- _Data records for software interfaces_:
╭──
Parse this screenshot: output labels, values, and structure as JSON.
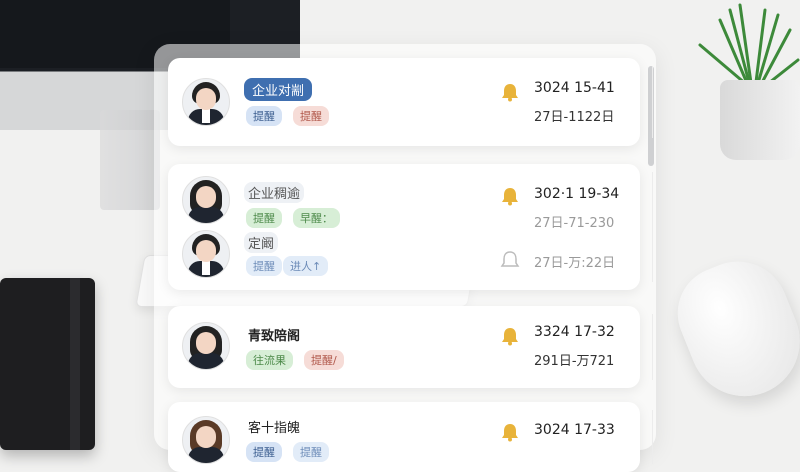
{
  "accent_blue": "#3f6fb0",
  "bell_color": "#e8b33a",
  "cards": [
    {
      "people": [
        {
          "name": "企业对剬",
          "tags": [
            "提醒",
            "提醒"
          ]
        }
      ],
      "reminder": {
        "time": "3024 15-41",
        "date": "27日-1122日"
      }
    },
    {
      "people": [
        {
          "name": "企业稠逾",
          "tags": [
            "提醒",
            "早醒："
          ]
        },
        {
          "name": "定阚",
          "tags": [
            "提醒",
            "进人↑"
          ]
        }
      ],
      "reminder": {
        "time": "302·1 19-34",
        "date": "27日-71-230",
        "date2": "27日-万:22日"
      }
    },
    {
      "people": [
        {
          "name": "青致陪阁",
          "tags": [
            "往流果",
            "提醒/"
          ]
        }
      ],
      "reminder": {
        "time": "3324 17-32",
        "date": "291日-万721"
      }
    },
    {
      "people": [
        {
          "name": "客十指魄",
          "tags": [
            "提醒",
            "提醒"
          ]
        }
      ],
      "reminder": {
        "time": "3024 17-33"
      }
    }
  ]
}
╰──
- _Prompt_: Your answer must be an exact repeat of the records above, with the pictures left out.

- _Answer to this task_:
Parse this screenshot: output labels, values, and structure as JSON.
{
  "accent_blue": "#3f6fb0",
  "bell_color": "#e8b33a",
  "cards": [
    {
      "people": [
        {
          "name": "企业对剬",
          "tags": [
            "提醒",
            "提醒"
          ]
        }
      ],
      "reminder": {
        "time": "3024 15-41",
        "date": "27日-1122日"
      }
    },
    {
      "people": [
        {
          "name": "企业稠逾",
          "tags": [
            "提醒",
            "早醒："
          ]
        },
        {
          "name": "定阚",
          "tags": [
            "提醒",
            "进人↑"
          ]
        }
      ],
      "reminder": {
        "time": "302·1 19-34",
        "date": "27日-71-230",
        "date2": "27日-万:22日"
      }
    },
    {
      "people": [
        {
          "name": "青致陪阁",
          "tags": [
            "往流果",
            "提醒/"
          ]
        }
      ],
      "reminder": {
        "time": "3324 17-32",
        "date": "291日-万721"
      }
    },
    {
      "people": [
        {
          "name": "客十指魄",
          "tags": [
            "提醒",
            "提醒"
          ]
        }
      ],
      "reminder": {
        "time": "3024 17-33"
      }
    }
  ]
}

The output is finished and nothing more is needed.